Photo exhibit of Persian Jewry on exhibit at Huntington
Since arriving in Southern California more than 25 years ago, the Persian Jewish community has been tight-knit and has largely chosen to be closed off from the rest of the greater Jewish community and American society. Yet with an undying curiosity and persistence, local Jewish photojournalist Shelley Gazin has managed to capture the true essence of Persian Jewish life in a series of photographs.
After nearly two years of work on “Becoming Persian: A Photographic Narrative With Text Threads Illuminating the Persian Jewish Community,” a small portion of Gazin’s work will go on view for a one-day event at the Huntington Library in San Marino on Nov. 4.”I found Persian hospitality so encompassing that I was pulled in, almost as if by a magnet,” said Gazin, whose photographs have appeared in the Los Angeles Times, Newsweek, Time, and Forbes magazine. “I’m surprised by how deeply I felt a part of it.”
The event will also feature presentations from more than 40 archives of the arts, economies, politics and cultures of various Los Angeles-area communities. Gazin said she was originally attracted to documenting life in the Iranian Jewish community after photographing the late Persian Jewish Chief Rabbi Hacham Yedidia Shofet for her 2001 exhibition, “Looking for a Rabbi,” at the Skirball Museum.
“It was interesting and impressive to realize that my own neighborhood [Los Angeles] had been transformed, and that this successful community has emerged who has made major contributions in science, medicine and business,” Gazin said. “I realized that this might be the greatest saga of 20th century immigration”.

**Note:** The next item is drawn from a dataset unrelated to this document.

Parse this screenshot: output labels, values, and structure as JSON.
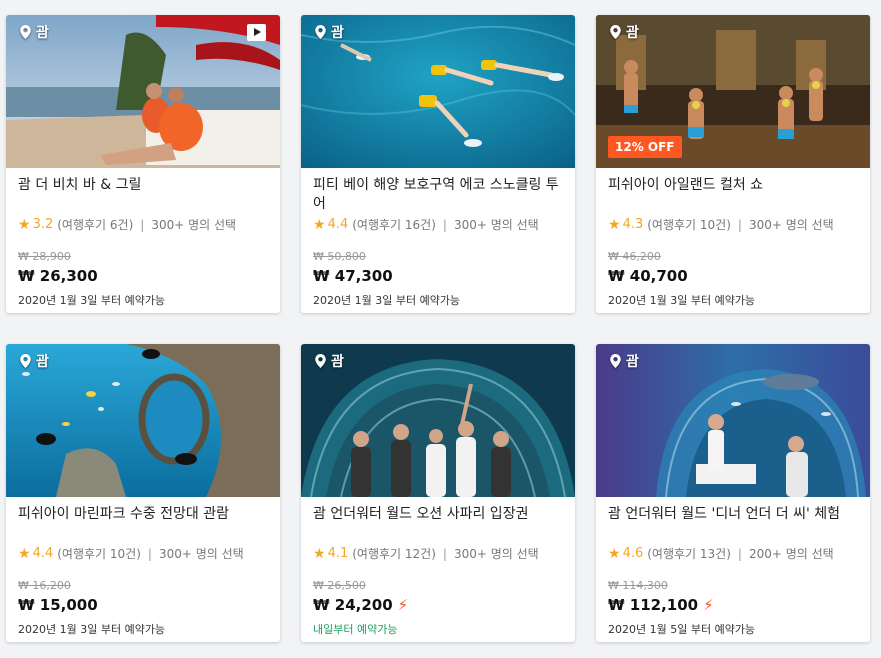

Gazin’s photos include various facets of local Iranian Jewish life, from extravagant weddings, to images of local leaders, to close-ups of community organizations supporting new immigrants from Iran.
Despite her limited knowledge of the Persian culture and inability to speak Persian, Gazin’s desire to give an accurate portrayal of Persian Jewish life in Los Angeles has earned her the respect of the community’s leaders, who have welcomed her with open arms.
“For a lot of people who don’t know us or who have seen us only from a distance, what she [Gazin] has done will give them a better idea of who we really are and put a face to our community,” said Dr. Morgan Hakimi, president of the Nessah Cultural Center in Beverly Hills.
Gazin’s presence at local Persian Jewish events and gatherings has forced many Persian Jews to re-examine their lack of openness with other Jewish groups, Hakimi said.
“Sometimes we’re out of touch with the Jewish community and the greater community since we’re all within our own inner circles,” she said. “So it’s natural for us to learn about ourselves from a project like this”.
Other local Jewish leaders said Gazin’s work was significant for research purposes, because no one had previously documented with photos the lives of Persian Jews in Southern California.
“The Persian Jewish community is vitally important to the Los Angeles Jewish community, therefore it is essential that there are records of their history,” said UCLA Hillel Rabbi Chaim Seidler-Feller, who has collaborated with Gazin on past projects.
Seidler-Feller said Gazin’s photographs ultimately would help bridge the cultural gap between older Persian Jews and the younger generation of Persian Jews that have been Americanized after living here all their lives.
After receiving the initial funding for her project from the California Council for the Humanities, the Righteous Persons Foundation, the Memorial Foundation for Jewish Culture, and the Durfee Foundation, Gazin is still seeking sponsorship from new donors in order to complete this extensive project. When she is done, she hopes to have exhibitions of the completed work, though probably not for another two to three years. The Laura & David Merage Foundation have provided funding for Gazin’s presentation at the Huntington Library.
For more information on attending the Huntington Library’s Inaugural Los Angeles Archives Bazaar on Nov. 4 from 10 a.m.-4 p.m., or contact (626) 405-2100.
“The Passing Of Hacham Yedidia Shofet.” Photo ©2005 Shelley Gazin